Science Magazine – March 24, 2023 issue: This color-enhanced scanning electron microscopy image shows Ti2CCl2 MXenes grown by chemical vapor deposition. The two-dimensional layers of this material grew perpendicular to the substrate and then folded into microspherical structures. Ion intercalation between two-dimensional MXene sheets has potential for energy storage and other applications.
“It would be in the range of serious crap happening.”
At a basic level, humanity’s survival odds come down to one thing: the chances of a giant space rock slamming into the planet and sending us the way of the dinosaurs. One way to calibrate that hazard is to look at the size of Earth’s recent large impact craters.
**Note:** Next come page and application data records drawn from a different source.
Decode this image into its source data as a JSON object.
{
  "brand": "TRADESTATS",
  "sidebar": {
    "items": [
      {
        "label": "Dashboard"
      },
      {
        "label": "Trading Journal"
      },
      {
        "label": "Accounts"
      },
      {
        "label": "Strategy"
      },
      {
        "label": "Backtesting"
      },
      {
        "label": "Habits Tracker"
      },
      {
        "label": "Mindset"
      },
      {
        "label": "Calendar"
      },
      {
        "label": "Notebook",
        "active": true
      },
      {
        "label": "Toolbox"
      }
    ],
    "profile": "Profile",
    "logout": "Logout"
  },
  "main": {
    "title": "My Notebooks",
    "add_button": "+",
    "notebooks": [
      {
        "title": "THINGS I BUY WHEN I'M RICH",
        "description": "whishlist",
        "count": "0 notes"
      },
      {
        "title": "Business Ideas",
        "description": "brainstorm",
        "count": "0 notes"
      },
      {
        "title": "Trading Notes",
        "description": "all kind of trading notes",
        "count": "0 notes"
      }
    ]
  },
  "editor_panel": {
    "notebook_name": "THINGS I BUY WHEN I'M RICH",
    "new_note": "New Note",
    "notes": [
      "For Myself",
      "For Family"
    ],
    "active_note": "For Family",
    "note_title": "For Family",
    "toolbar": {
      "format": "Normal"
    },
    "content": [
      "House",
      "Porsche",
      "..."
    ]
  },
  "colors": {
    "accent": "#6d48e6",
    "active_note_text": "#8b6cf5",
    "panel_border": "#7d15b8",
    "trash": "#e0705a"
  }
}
Science Magazine – March 17, 2023 issue: An alpine newt (Ichthyosaura alpestris) walks to a breeding pond in the Alps, France. Many amphibians have a cryptic upper side but a normally concealed, conspicuous underside. These hidden signals have evolved for several reasons, including as a warning display to would-be predators.
The gut microbiota is critical for human health. Understanding how beneficial bacteria colonize the gut enables medical interventions that promote gut health. Krypotou et al. discovered a mechanism that enhances the fitness of a commensal bacterium in the gut.
Science Magazine – March 10, 2023 issue: A honey bee (Apis mellifera) performs a complex dance to communicate resource location and value. Research now shows that novice bees dance better and communicate location more accurately if they were previously able to follow and socially learn from more experienced dancers.
Science Magazine – March 3, 2023 issue: The substantial grapevine diversity in the world, showcased here by the vigorous ‘Saperavi’ variety in the Kakheti region of Georgia, reveals secrets about human agricultural history. A genomic survey uncovers two concurrent domestication origins of this essential vine. It also shows how Western Asian table grapes diversified along human migration trails into muscat and unique western wine grapes.
Our capability to reconstruct past landscapes and the processes that shape them underpins our understanding of paleo-Earth. We take advantage of a global-scale landscape evolution model assimilating paleoelevation and paleoclimate reconstructions over the past 100 million years.
The Hayabusa2 spacecraft made two landings on the asteroid (162173) Ryugu in 2019, during which it collected samples of the surface material. Those samples were delivered to Earth in December 2020. The colors, shapes, and morphologies of the returned samples are consistent with those observed on Ryugu by Hayabusa2, indicating that they are representative of the asteroid.
Science Magazine (January 27, 2023) – The Amazon forest is changing rapidly as a result of human activities, including deforestation for agriculture, such as these soybean fields in Belterra, Pará, Brazil. Remaining areas of forest are experiencing an increased incidence of fires, drought, and the effects of neighboring land uses. These changes threaten local biodiversity and communities and alter the global climate.